A look at a predictable editorial
This morning the Wheeling Intelligencer finally commented on last week’s CNBC analysis that ranked West Virginia as America’s worst state for business. The editorial, “Blame Game No Solution for W.Va.,” argues that instead of pointing fingers, as Governor Justice recently did in a press release, he should be providing “solutions or leadership.”
The editorial begins by noting that Justice’s press release last week blamed the Republican legislature for the state’s poor showing. As might be expected the editorial then argues that Justice shouldn’t be blaming the Republicans for the state’s poor showing – the damage was caused by Democrats:
Our governor responded in entirely predictable fashion, issuing a press release in which he blamed the Republican lawmakers who have spent the last couple of years trying to reverse the 80 years of damage done by Gov. Jim Justice’s party.
(Okay, somebody needs to explain to me how the editorial is not playing the “blame game” it accuses the governor of playing when it points to “80 years of damage” done by Democrats.)
The rest of the editorial discusses some of the criteria that the survey used to rank West Virginia 50th for business climate noting positive gains while explaining away or ignoring some of the negative ones. For example, the editorial completely ignores the rankings for the “business friendly” category which places the state at #49 despite all the Republican legislation in the last two legislative sessions that supposedly promoted the friendliness of the state to business interests. As Ogden editorials told us again and again, getting rid of the prevailing wage, while passing a right-to-work law and tort reform to combat our “judicial hellhole” couldn’t help but significantly improve our business climate. Except that it didn’t.

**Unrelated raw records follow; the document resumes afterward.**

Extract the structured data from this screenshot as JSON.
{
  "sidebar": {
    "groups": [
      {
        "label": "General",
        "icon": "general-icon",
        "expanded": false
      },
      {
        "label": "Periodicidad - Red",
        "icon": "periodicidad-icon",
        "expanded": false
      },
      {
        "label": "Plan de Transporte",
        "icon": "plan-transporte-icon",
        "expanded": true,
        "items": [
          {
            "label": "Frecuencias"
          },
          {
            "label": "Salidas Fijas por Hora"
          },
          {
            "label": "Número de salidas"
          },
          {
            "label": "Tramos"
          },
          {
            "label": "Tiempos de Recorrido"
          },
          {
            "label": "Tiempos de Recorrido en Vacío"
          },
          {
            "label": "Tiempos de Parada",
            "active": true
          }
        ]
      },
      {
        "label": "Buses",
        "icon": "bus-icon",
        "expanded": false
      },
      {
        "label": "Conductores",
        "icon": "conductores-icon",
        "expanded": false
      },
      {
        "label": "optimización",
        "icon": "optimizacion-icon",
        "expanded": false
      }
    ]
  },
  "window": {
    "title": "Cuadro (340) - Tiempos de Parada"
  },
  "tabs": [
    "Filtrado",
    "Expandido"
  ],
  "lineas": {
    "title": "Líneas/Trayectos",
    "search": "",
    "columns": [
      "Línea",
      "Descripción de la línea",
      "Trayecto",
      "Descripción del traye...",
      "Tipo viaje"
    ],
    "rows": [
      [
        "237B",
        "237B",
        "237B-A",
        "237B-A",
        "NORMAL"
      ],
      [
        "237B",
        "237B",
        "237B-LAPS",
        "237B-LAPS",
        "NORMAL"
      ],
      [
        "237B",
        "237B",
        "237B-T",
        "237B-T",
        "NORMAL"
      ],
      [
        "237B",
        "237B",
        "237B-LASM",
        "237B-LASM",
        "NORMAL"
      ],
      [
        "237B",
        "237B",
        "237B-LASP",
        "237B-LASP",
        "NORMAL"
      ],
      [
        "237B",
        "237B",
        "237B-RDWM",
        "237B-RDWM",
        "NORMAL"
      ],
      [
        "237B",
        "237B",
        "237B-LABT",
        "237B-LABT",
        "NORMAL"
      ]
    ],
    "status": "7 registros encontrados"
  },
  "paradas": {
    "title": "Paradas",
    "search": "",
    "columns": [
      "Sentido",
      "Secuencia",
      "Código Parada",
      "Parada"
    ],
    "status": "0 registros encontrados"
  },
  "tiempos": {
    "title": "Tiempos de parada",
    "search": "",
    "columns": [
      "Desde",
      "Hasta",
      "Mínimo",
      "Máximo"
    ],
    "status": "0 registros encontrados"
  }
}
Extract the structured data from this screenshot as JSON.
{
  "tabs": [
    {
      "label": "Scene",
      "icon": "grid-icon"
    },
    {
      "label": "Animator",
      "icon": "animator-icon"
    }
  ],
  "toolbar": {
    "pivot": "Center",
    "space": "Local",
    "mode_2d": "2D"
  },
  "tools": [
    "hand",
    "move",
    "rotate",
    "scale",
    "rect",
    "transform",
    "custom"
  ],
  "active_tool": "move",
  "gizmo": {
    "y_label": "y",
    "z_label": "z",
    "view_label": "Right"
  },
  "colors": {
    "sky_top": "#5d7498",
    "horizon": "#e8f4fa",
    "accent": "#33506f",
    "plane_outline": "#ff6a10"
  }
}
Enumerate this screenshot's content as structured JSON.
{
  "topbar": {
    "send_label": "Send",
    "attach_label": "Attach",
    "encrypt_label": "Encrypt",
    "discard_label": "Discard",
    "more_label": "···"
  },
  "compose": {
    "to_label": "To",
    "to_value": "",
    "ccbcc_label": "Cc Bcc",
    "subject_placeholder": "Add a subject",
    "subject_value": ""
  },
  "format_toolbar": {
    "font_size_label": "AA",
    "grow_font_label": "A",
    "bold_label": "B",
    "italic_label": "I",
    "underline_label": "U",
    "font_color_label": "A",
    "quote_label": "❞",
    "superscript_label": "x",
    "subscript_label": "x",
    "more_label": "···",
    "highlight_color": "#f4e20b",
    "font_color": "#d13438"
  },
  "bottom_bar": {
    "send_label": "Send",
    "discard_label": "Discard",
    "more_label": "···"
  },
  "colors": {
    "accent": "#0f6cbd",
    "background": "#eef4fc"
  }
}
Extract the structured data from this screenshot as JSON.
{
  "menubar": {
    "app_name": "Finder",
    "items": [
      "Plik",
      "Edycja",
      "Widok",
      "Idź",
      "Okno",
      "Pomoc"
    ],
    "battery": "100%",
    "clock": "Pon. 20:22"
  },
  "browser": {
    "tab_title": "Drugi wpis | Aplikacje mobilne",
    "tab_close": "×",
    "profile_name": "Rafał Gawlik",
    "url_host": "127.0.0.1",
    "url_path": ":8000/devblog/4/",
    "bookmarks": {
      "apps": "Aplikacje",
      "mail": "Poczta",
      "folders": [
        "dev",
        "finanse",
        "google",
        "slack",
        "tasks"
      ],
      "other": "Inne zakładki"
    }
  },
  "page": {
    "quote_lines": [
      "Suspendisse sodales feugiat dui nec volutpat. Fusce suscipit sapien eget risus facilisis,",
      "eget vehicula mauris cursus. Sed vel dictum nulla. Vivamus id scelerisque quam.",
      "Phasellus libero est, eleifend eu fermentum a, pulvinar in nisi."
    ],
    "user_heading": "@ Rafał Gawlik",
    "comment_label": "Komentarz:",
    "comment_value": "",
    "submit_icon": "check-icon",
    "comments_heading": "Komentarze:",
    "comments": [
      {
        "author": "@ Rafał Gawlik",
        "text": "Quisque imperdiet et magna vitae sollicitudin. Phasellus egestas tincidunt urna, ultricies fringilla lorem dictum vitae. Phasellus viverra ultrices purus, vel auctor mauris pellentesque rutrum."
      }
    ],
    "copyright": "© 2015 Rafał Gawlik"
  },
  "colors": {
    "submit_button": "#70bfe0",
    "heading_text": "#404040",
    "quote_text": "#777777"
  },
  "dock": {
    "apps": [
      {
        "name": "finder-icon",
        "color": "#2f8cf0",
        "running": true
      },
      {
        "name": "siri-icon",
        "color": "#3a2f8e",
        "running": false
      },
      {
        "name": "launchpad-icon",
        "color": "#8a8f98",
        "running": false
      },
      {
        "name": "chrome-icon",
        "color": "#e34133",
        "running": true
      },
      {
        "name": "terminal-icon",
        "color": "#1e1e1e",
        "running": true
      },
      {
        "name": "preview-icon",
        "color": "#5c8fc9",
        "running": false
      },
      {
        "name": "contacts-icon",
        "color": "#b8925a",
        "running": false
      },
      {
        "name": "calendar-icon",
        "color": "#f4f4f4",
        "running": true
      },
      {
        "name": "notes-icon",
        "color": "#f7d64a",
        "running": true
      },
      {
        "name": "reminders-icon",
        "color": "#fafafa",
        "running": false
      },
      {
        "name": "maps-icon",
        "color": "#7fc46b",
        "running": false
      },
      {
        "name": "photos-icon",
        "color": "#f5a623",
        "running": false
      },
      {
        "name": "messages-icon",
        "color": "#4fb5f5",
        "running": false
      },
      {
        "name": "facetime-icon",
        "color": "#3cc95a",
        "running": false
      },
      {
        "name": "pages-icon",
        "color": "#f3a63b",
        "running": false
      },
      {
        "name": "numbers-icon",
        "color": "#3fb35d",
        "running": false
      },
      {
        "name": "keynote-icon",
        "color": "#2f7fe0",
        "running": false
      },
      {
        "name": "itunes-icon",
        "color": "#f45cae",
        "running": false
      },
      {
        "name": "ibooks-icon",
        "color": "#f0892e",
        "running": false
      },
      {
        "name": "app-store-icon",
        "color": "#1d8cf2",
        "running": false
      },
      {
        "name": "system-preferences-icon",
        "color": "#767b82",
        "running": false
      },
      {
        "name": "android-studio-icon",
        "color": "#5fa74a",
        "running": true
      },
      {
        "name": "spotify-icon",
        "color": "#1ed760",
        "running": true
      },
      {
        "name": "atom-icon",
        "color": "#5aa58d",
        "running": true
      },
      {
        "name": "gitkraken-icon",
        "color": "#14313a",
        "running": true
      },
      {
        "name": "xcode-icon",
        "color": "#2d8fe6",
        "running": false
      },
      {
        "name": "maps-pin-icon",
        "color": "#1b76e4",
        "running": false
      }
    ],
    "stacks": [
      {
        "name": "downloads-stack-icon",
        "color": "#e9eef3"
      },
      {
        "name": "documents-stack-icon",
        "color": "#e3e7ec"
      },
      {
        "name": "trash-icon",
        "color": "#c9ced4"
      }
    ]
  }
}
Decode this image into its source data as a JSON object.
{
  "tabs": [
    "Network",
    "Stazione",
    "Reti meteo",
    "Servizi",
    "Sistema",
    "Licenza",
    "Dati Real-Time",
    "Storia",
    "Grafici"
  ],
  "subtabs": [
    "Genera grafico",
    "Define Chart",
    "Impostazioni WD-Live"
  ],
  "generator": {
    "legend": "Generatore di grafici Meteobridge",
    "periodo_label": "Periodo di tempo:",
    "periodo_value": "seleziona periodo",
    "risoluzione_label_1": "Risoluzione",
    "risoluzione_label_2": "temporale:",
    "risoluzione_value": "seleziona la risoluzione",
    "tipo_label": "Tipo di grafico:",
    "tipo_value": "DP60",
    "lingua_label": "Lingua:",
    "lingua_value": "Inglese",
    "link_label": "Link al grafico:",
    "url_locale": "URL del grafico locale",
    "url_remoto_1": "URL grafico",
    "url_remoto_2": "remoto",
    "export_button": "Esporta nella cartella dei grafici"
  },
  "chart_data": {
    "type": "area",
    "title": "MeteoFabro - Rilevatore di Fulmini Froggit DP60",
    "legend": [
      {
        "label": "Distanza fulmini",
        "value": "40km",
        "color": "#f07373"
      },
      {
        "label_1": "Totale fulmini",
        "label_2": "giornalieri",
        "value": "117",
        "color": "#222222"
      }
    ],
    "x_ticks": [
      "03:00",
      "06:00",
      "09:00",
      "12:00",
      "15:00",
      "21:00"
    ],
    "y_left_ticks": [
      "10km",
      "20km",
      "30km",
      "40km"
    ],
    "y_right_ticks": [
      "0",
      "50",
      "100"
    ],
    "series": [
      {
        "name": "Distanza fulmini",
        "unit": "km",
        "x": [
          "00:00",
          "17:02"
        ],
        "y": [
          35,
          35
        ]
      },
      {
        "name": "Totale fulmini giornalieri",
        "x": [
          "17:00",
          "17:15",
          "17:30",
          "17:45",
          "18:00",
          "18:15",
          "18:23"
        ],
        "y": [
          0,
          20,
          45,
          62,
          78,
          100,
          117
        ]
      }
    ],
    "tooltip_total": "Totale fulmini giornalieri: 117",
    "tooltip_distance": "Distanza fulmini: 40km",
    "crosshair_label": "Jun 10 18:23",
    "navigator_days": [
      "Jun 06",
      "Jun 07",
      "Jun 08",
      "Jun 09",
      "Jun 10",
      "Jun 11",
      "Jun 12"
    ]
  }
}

Readers interested in the CNBC studies can find them here:
A final note – Many newspapers are now linking to documents referenced in their online editions. I think that it would be beneficial to some of its readership if the online versions of Ogden articles and editorials linked to the documents it referenced. While laziness might explain why it’s not done, my hunch is that it’s more likely that they don’t want readers actually checking their sources preferring that they simply take the writer’s word for it.